It has a smoother, very aromatic taste with malty flavours; sometimes aged in wood, its malty, woody and smoky flavours resemble whisky.

Korenwijn (Grain Wine)

Lastly, not officially considered a jenever, but similar to oude jenever, there is korenwijn (grain wine) which must contain more than 51% malt-wine.

Korenwijn does not have to included juniper or any other botanicals but often does. It is characterful and flavoursome in style, and is usually cask-aged before bottling.

Traditionally Jenever is drunk neat either at room temperature (especially Oude Jenever) and sipped similarly to whisky, or ice cold, usually with beer as a ‘chaser’.

Jonge Jenever can work well as a replacement for gin in some cocktails, such as the Tom Collins, but beware as the maltier flavour does not work well in many lighter cocktails, such as the G&T.

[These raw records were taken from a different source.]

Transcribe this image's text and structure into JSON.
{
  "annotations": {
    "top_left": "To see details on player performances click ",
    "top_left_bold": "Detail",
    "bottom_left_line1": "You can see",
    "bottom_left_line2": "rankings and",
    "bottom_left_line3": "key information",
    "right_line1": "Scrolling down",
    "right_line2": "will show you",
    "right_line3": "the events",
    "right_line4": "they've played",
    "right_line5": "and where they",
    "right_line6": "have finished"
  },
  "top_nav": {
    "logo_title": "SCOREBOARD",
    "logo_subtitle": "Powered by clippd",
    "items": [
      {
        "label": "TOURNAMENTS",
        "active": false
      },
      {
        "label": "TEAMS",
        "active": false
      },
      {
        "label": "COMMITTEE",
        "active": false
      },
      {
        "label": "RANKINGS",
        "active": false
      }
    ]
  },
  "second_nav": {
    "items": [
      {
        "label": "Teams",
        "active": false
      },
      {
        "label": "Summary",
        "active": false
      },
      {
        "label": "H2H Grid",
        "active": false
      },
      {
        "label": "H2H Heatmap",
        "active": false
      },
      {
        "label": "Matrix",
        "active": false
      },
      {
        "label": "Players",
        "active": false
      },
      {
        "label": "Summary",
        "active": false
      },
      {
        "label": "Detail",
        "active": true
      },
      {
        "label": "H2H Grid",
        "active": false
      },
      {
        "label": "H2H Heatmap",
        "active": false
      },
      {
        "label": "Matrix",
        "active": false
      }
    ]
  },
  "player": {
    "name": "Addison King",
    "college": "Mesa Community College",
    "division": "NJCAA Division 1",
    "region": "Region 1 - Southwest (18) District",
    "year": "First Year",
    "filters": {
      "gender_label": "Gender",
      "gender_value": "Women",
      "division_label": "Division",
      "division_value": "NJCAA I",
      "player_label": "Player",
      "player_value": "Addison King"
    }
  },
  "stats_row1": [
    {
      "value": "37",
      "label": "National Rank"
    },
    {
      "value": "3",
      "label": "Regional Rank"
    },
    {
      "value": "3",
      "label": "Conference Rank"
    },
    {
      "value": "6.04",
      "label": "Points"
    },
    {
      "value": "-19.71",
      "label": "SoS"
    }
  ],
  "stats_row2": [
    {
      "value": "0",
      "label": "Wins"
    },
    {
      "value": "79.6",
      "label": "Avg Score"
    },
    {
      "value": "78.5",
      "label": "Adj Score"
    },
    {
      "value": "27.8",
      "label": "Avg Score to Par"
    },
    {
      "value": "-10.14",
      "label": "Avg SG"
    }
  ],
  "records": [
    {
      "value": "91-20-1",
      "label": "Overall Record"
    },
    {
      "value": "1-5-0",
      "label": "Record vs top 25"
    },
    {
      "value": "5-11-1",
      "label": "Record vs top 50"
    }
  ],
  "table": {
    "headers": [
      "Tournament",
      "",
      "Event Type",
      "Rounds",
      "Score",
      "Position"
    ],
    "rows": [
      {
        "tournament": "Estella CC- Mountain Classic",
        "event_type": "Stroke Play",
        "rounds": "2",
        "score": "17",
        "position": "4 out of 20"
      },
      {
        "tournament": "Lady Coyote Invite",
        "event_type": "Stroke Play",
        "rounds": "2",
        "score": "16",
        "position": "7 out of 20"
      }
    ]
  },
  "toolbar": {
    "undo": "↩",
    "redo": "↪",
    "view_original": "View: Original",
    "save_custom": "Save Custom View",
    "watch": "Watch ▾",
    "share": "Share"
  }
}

Oude Jenever works well in many whisky \ bourbon cocktails.

Serving Suggestions

Original Collins

4 parts Jonge Jenever, 2 Parts Lemon Juice, 1 part Sugar Syrup, top with Soda Water over ice.

Old Fashioned

1 part Sugar Syrup, 2 parts Oude Jenever, generous dash Angostura Bitters over ice.

Pink Jenever

Jonge Jenever with Angostura Bitters over ice.

Dutch Apple

In a small pot, combine: 2 parts Jenever, 2 parts Cider (still), ½ part Honey Syrup (equal parts Honey and Water, or substitute Sugar Syrup), a dash of Angostura bitters.

Heat gently until it just simmers, Don’t Cook!

Serve and garnish with a Cinnamon Stick.